Thermal neutron detector
Project duration: 2010 to 2011
Project manager: Zdeněk Vykydal
Devices from the Medipix family prove to be an excellent tool for measurement and characterization of complex radiation fields including thermal and fast neutrons. The use of a neutron detector in planetary remote sensing is an important tool in the search for hydrogenous materials and specifically the presence of water which is the essential ingredient in the search for extraterrestrial life. In addition, high sensitivity neutron measurements used in combination with X-ray and gamma-ray measurements, improves the analysis of the atomic composition of regolith, which in turn, is used to interpret surface geology and ultimately planetary evolution.
High spatial resolution (matrix of 256 x 256 pixels of 55 µm x 55 m pitch) and sensitivity of the Medipix detector allows visualizing directly the energy loss and charge collection processes in the sensor material (300 µm thick silicon in this case). The different radiation types have different characteristic shapes and it is possible to use this information for very effective background suppression. Since silicon itself is insensitive to thermal neutrons a 6Li in the form of 6LiF powder was used to convert thermal neutrons into charged particles via the reaction 6Li + n -> α + 3H. Detection efficiency for thermal neutrons is above 1%.
In order to meet ESA standards for spacecraft equipment a compact, low power and lightweight FPGA based readout system communicating via SpaceWire interface was developed. Dimensions of the whole device including Medipix chipboard are 160 x 75 x 15 mm with total weight is 70 g. Power consumption of the device is 1.4 W during measurement and 0.75 W when the detector is in standby. Readout speed is 7 fps with single Medipix device which is sufficient for the target application.
Furthermore, the whole detection system is mass and power efficient in comparison with the gas proportional detectors which are standardly used in space applications for thermal neutron detection.
The project was carried out with ESA grant support No. 22907/09/NL/CBi.
The Institute of Experimental and Applied Physics
IEAP is the research center of the Czech Technical University in Prague (CTU) for applied and fundamental research in experimental physics of the microworld. R&D focuses on advanced instrumentation and new methods with novel applications in biomedical imaging and space. The IEAP CTU has presently over 80 staff members with one fifth of foreigners and many Ph.D. students and young researchers. The institute is equipped with modern facilities such as high-resolution micro-tomography units and widerange gamma-ray source facilities designed and constructed by IEAP teams. The latter facilities serve for calibration of spacecraft instruments including a transportable station for remote onsite measurements at ESA Test Centers. The institute operates also a Van de Graaff accelerator which provides light ion and mono-energetic fast neutron sources for space-related research.
What would you name as main benefits of the project to you and your company?

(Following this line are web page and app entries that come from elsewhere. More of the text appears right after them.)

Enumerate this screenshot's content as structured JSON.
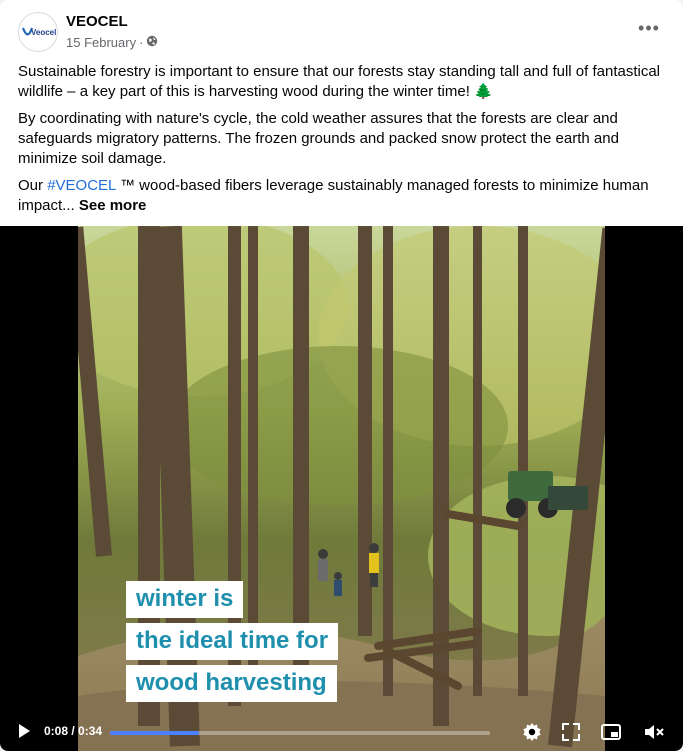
{
  "post": {
    "author": "VEOCEL",
    "avatar_text": "Veocel",
    "date": "15 February",
    "date_separator": "·",
    "more_label": "•••"
  },
  "text": {
    "p1": "Sustainable forestry is important to ensure that our forests stay standing tall and full of fantastical wildlife – a key part of this is harvesting wood during the winter time! 🌲",
    "p2": "By coordinating with nature's cycle, the cold weather assures that the forests are clear and safeguards migratory patterns. The frozen grounds and packed snow protect the earth and minimize soil damage.",
    "p3_prefix": "Our ",
    "hashtag": "#VEOCEL",
    "p3_rest": " ™ wood-based fibers leverage sustainably managed forests to minimize human impact... ",
    "see_more": "See more"
  },
  "video": {
    "overlay_lines": [
      "winter is",
      "the ideal time for",
      "wood harvesting"
    ],
    "current_time": "0:08",
    "duration": "0:34",
    "time_separator": " / ",
    "progress_fraction": 0.235,
    "icons": [
      "play-icon",
      "settings-gear-icon",
      "fullscreen-icon",
      "picture-in-picture-icon",
      "muted-speaker-icon"
    ]
  },
  "colors": {
    "link": "#216fdb",
    "overlay_text": "#1f8fae",
    "progress": "#4a7fff"
  }
}
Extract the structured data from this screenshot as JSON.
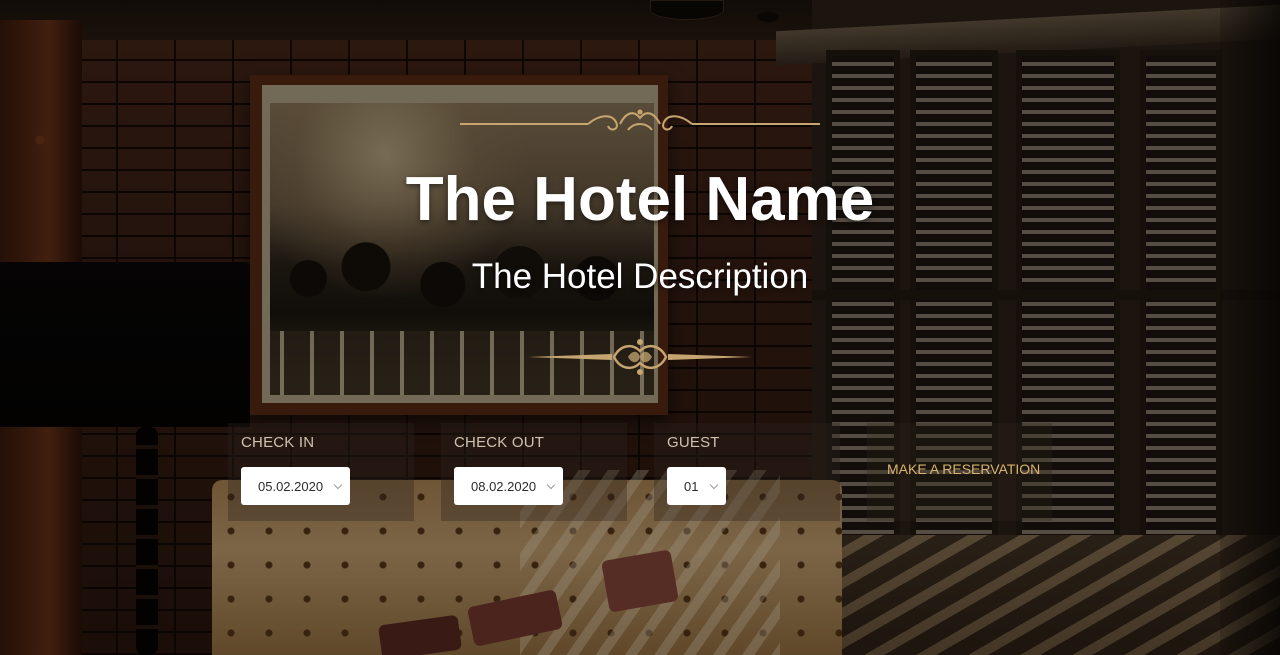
{
  "hero": {
    "title": "The Hotel Name",
    "subtitle": "The Hotel Description",
    "ornaments": [
      "ornament-divider-top",
      "ornament-divider-bottom"
    ]
  },
  "booking": {
    "check_in": {
      "label": "CHECK IN",
      "value": "05.02.2020"
    },
    "check_out": {
      "label": "CHECK OUT",
      "value": "08.02.2020"
    },
    "guest": {
      "label": "GUEST",
      "value": "01"
    },
    "reserve_label": "MAKE A RESERVATION"
  },
  "colors": {
    "accent_gold": "#d8b46f",
    "label_text": "#cfc3b0",
    "title_text": "#ffffff",
    "panel_bg": "#2d231c"
  },
  "icons": {
    "select_chevron": "chevron-down-icon"
  }
}
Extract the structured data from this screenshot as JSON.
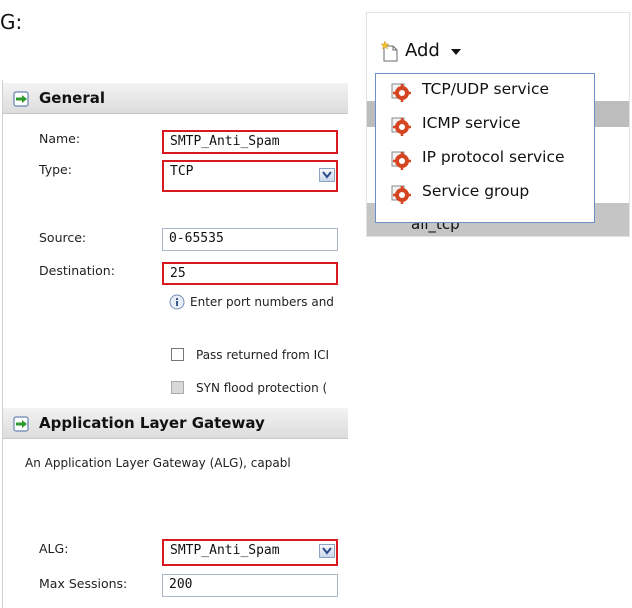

“The project of Highly Miniaturized and Sensitive Thermal Neutron Detector for Space Applications” falls in the long-term research strategy of the IEAP CTU in development of the complex radiation field characterization methodology (including fast and thermal neutrons) and appropriate instrumentation. IEAP CTU has already long-term experience in this field which has been demonstrated by the ATLAS-MPX detector network built and operated inside the ATLAS experiment at CERN. Collaboration with ESA opens up the possibility of practical application of this research in space.”